Short-eared-owl enthusiasts will be disappointed that their bird is not bird of the week. The number of short-eared owl enthusiasts has increased in the last 10 days, I can say with confidence, after Dave Lambeth, the dean of local birders, led a field trip to grasslands northwest of Grand Forks. He had advertised short-eared owls, and short-eared owls appeared, bringing excited responses from a score of birders lined up along a rural gravel road.

Yet this week, the title goes to the long-eared owl. The unpopularity of the choice was well expressed by Brad Dokken, who handles this column as part of his duties as outdoor editor of the Herald. “I kind of figured the annoying bugger might be inspiration for a bird column,” he wrote when I delivered this week’s drawing.

This dismissal is rather harsh, I believe. The long-eared owl is a close relative of the short-eared owl – no surprise, given their names. The two species are similar in many ways, and bird guides often contain quite detailed descriptions in order to aid identification.

The “ears” are an obvious difference. These are not real ears at all, but rather tufts of feathers that help channel sound to the actual ears, which are hidden under plumage. These ears are different on each side of the head. This allows the birds to “echolocate,” a technique that helps them hone in on prey species by sound rather than by sight.

The feather tufts, almost indistinguishable in the short-eared owl and prominent in its long-eared cousin, account for subtle but important differences between the species. They also call attention to the adaptations that even a casual observer can find among species in our area. Bringing attention to this diversity should build interest in the natural world, which is the mission of this column.

WDAY logo
listen live
watch live

The short-eared owl was bird of the week just six months ago, in mid-February, when the column offered suggestions about how to find wintering short-eared owls.

So, it’s someone else’s turn.

Of course, I was pleased that Lambeth’s field trip led birders to the same area I’d mentioned – even though finding short-eared owls is a bit dicey at any time. Lambeth and I were both careful not to guarantee sightings.

This leads to one important consequence of the difference in the birds’ “ears.” Short-eared owls are birds of open country. They are known to have somewhat less acute hearing and somewhat better sight than long-eared owls. The first is probably the consequence of the shorter tufts, which don’t funnel as much sound to the bird; the latter may be an ability as the birds evolved in open country.

This has an important consequence for human encounters with each of these owl species. Short-eared owls nest in open country on the ground. Long-eared owls are birds of small tree plantings and forest edges. They commonly nest in open structures in fairly dense but not necessarily extensive cover.

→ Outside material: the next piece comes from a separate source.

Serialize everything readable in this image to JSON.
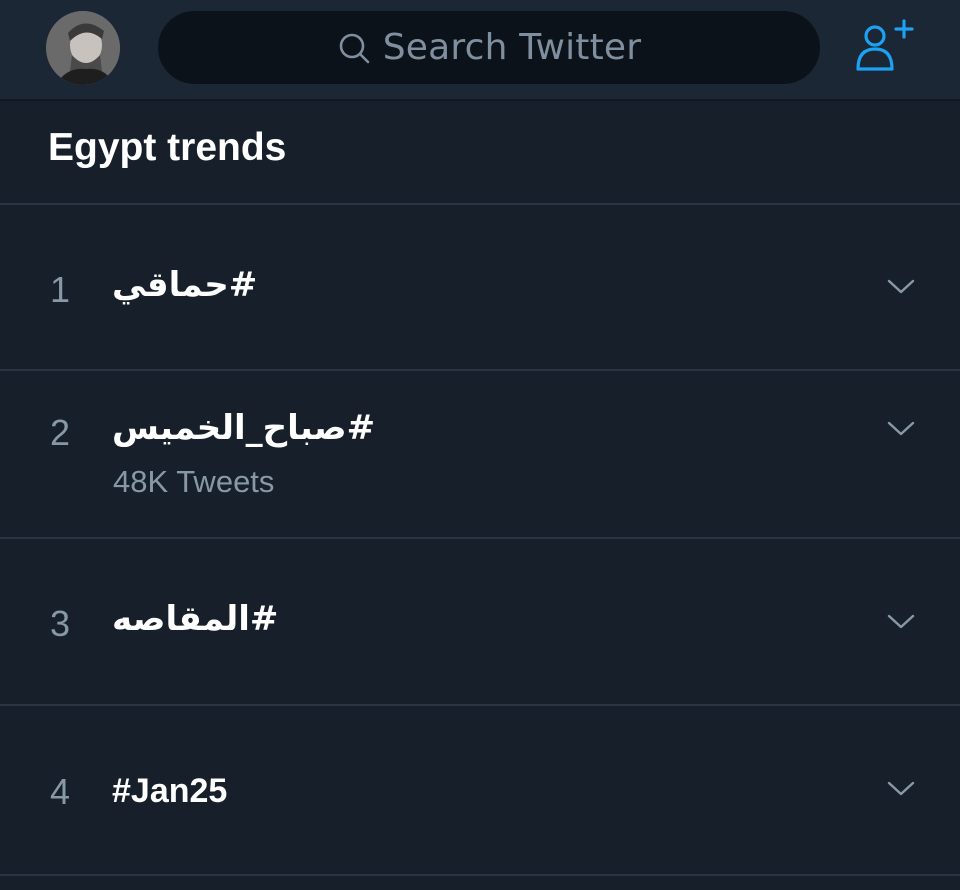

Hunting in cover requires a different set of skills than hunting in the open. Better hearing means greater hunting success in a cramped environment, particularly because long-eared owls are more likely to hunt at night, while short-eared owls are often active while the sun shines, especially in the morning and evening.

Choice of habitat brings long-eared owls into contact with people on a more casual basis, because people create the kind of habitats that long-eared owls prefer, while short-eared owls nest and hunt in areas that humans don’t often visit.

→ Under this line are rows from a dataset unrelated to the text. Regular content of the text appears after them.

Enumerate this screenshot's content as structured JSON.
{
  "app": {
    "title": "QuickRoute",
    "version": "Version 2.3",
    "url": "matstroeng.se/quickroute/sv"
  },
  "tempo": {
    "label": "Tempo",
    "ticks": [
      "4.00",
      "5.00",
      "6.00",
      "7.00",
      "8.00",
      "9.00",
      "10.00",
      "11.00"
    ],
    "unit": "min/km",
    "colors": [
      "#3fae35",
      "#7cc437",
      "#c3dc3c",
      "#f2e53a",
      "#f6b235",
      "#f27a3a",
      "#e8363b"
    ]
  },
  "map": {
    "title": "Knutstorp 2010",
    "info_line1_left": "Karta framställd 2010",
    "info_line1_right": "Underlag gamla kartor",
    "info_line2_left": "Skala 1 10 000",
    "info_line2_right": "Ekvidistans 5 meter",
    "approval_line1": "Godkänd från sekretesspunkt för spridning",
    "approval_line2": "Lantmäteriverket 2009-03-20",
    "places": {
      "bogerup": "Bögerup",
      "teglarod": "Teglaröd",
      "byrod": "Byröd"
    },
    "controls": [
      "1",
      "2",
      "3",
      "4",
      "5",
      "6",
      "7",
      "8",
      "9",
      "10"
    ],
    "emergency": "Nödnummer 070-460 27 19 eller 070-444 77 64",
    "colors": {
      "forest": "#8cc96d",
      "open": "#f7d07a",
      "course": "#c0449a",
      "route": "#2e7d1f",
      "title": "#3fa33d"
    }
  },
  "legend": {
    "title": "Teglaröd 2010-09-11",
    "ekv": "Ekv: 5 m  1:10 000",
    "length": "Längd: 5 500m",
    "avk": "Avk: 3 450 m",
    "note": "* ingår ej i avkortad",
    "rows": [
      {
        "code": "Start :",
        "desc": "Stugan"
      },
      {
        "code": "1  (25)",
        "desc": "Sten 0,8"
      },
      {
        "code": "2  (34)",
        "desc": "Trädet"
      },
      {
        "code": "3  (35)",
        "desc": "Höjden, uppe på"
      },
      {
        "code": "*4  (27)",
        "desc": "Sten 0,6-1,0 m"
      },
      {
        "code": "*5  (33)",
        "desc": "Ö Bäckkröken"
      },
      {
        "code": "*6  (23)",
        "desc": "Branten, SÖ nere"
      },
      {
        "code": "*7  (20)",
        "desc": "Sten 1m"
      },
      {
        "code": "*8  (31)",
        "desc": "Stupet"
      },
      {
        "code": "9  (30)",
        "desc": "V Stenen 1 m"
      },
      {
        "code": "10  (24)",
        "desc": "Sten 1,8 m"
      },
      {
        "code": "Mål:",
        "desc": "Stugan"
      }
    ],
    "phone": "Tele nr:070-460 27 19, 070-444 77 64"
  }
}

Yet these species have a remarkably similar range across the Northern Hemisphere. They must have evolved together, each securing its own niche in the natural world.

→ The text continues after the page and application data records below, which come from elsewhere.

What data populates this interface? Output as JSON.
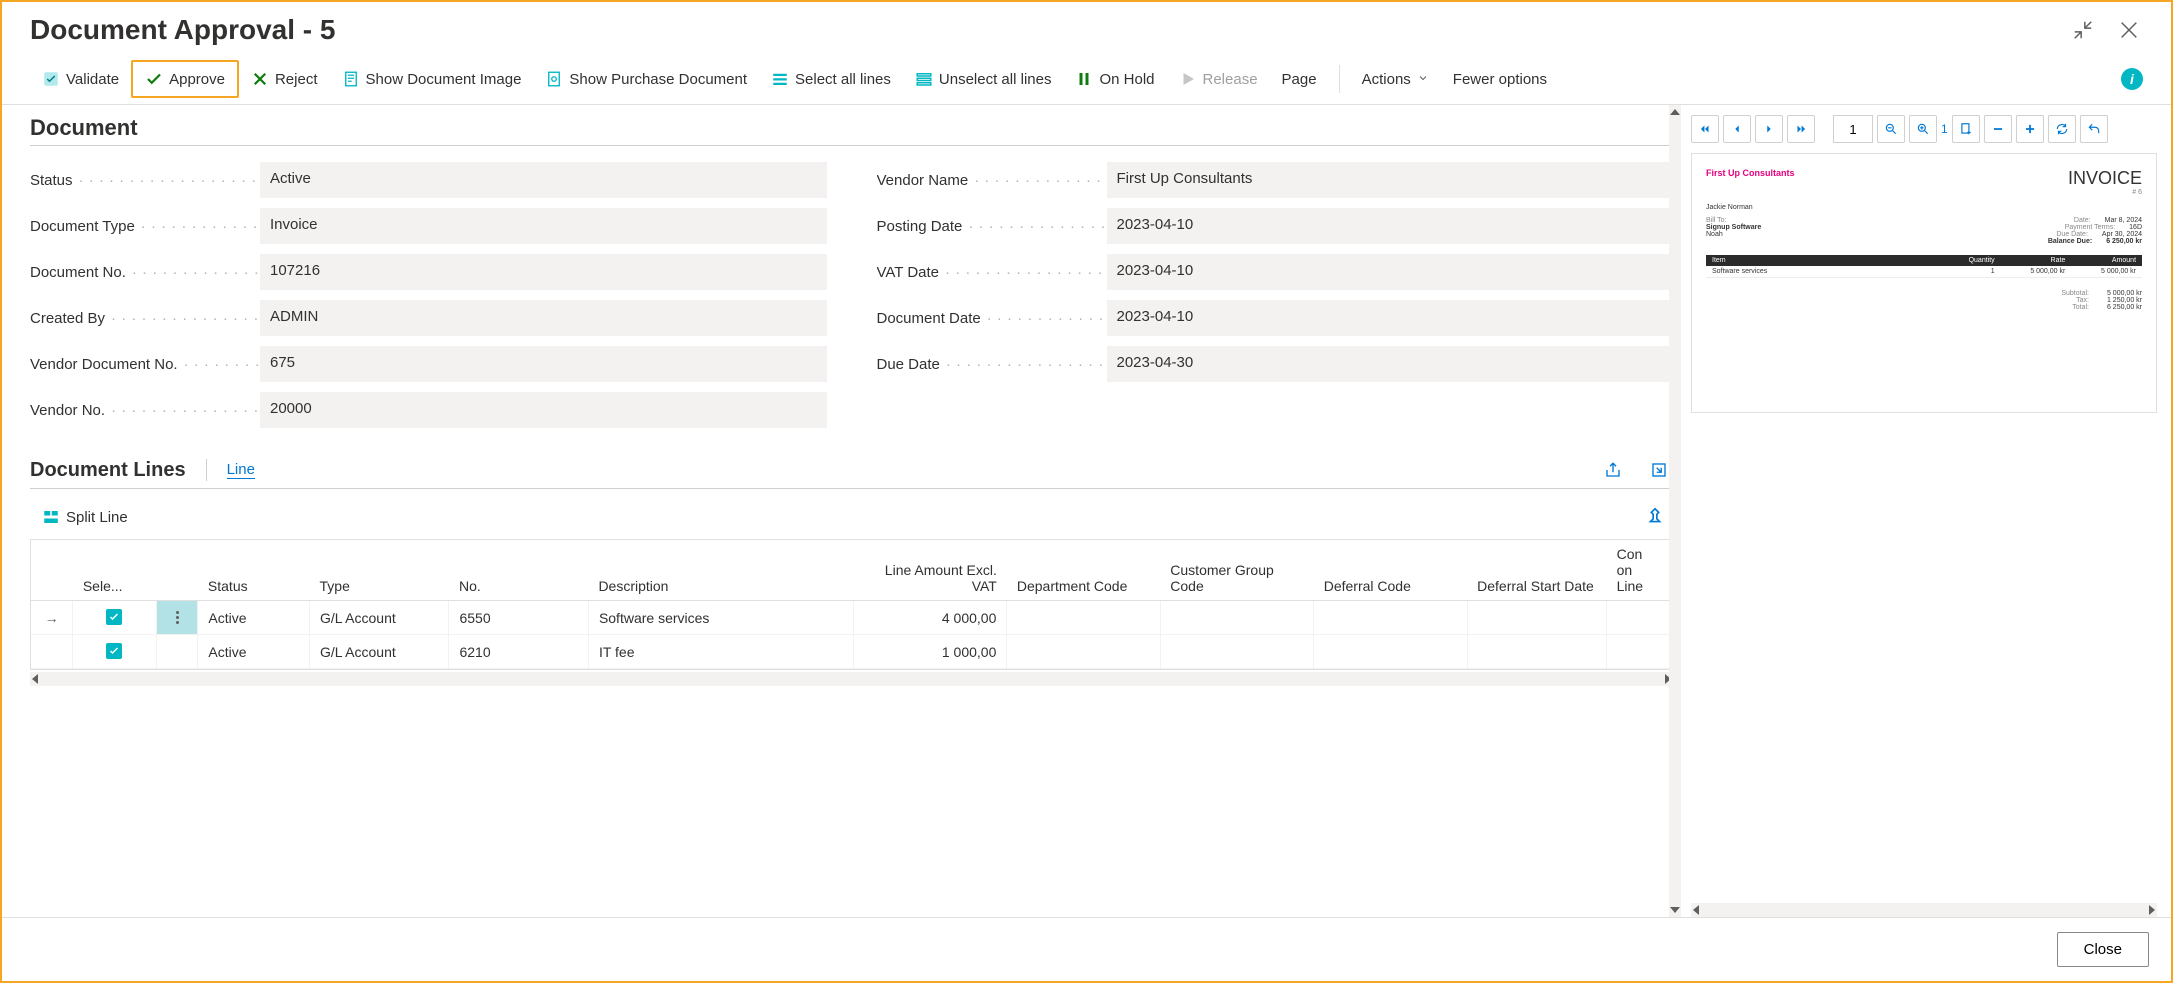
{
  "title": "Document Approval - 5",
  "toolbar": {
    "validate": "Validate",
    "approve": "Approve",
    "reject": "Reject",
    "show_image": "Show Document Image",
    "show_purchase": "Show Purchase Document",
    "select_all": "Select all lines",
    "unselect_all": "Unselect all lines",
    "on_hold": "On Hold",
    "release": "Release",
    "page": "Page",
    "actions": "Actions",
    "fewer": "Fewer options"
  },
  "section_document": "Document",
  "fields": {
    "status_label": "Status",
    "status_value": "Active",
    "doctype_label": "Document Type",
    "doctype_value": "Invoice",
    "docno_label": "Document No.",
    "docno_value": "107216",
    "createdby_label": "Created By",
    "createdby_value": "ADMIN",
    "vendordocno_label": "Vendor Document No.",
    "vendordocno_value": "675",
    "vendorno_label": "Vendor No.",
    "vendorno_value": "20000",
    "vendorname_label": "Vendor Name",
    "vendorname_value": "First Up Consultants",
    "posting_label": "Posting Date",
    "posting_value": "2023-04-10",
    "vatdate_label": "VAT Date",
    "vatdate_value": "2023-04-10",
    "docdate_label": "Document Date",
    "docdate_value": "2023-04-10",
    "duedate_label": "Due Date",
    "duedate_value": "2023-04-30"
  },
  "lines": {
    "heading": "Document Lines",
    "link": "Line",
    "split": "Split Line",
    "headers": {
      "sele": "Sele...",
      "status": "Status",
      "type": "Type",
      "no": "No.",
      "description": "Description",
      "amount": "Line Amount Excl. VAT",
      "dept": "Department Code",
      "custgroup": "Customer Group Code",
      "deferral": "Deferral Code",
      "defstart": "Deferral Start Date",
      "con": "Con on Line"
    },
    "rows": [
      {
        "status": "Active",
        "type": "G/L Account",
        "no": "6550",
        "desc": "Software services",
        "amount": "4 000,00",
        "dept": "",
        "custgroup": "",
        "deferral": "",
        "defstart": ""
      },
      {
        "status": "Active",
        "type": "G/L Account",
        "no": "6210",
        "desc": "IT fee",
        "amount": "1 000,00",
        "dept": "",
        "custgroup": "",
        "deferral": "",
        "defstart": ""
      }
    ]
  },
  "preview": {
    "page_input": "1",
    "zoom_suffix": "1",
    "brand": "First Up Consultants",
    "inv_title": "INVOICE",
    "inv_no": "# 6",
    "contact": "Jackie Norman",
    "billto_label": "Bill To:",
    "billto_line1": "Signup Software",
    "billto_line2": "Noah",
    "date_label": "Date:",
    "date_value": "Mar 8, 2024",
    "terms_label": "Payment Terms:",
    "terms_value": "16D",
    "due_label": "Due Date:",
    "due_value": "Apr 30, 2024",
    "bal_label": "Balance Due:",
    "bal_value": "6 250,00 kr",
    "th_item": "Item",
    "th_qty": "Quantity",
    "th_rate": "Rate",
    "th_amt": "Amount",
    "row_item": "Software services",
    "row_qty": "1",
    "row_rate": "5 000,00 kr",
    "row_amt": "5 000,00 kr",
    "subtotal_label": "Subtotal:",
    "subtotal_value": "5 000,00 kr",
    "tax_label": "Tax:",
    "tax_value": "1 250,00 kr",
    "total_label": "Total:",
    "total_value": "6 250,00 kr"
  },
  "footer": {
    "close": "Close"
  }
}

This is even more remarkable, since the two species depend largely on the same prey, small rodents whose numbers can fluctuate quite widely from season to season. This makes the owls nomadic rather than migratory, which is why neither Lambeth nor I would guarantee finding the owls.

They follow the food, often members of the genus Microtus – a name familiar to every freshman biology student. The genus of voles is large, and its members occur in a number of habitat types, both open grasslands and the cover provided by shelterbelts and isolated copses of trees. Such copses are a characteristic feature of the landscape of northwestern North Dakota, where I grew up and grew interested in birds. My first long-eared owl scared me proper when it suddenly emerged in a grove of poplars at the south end of our cow pasture.

Dokken’s experience was somewhat less pleasant, by his testimony. It involved a persistent noise that continued throughout the night at his family’s property in northwest Minnesota. He asked about possibilities, and I suggested several. It was Lambeth who nailed the sound, however – a fledgling long-eared owl begging for food. The noise was loud enough to keep Dokken awake, so it must have attracted the attention of its parents, who certainly have “ears” to hear it.

Jacobs is a retired publisher and editor of the Herald. Reach him at mjacobs@polarcomm.com.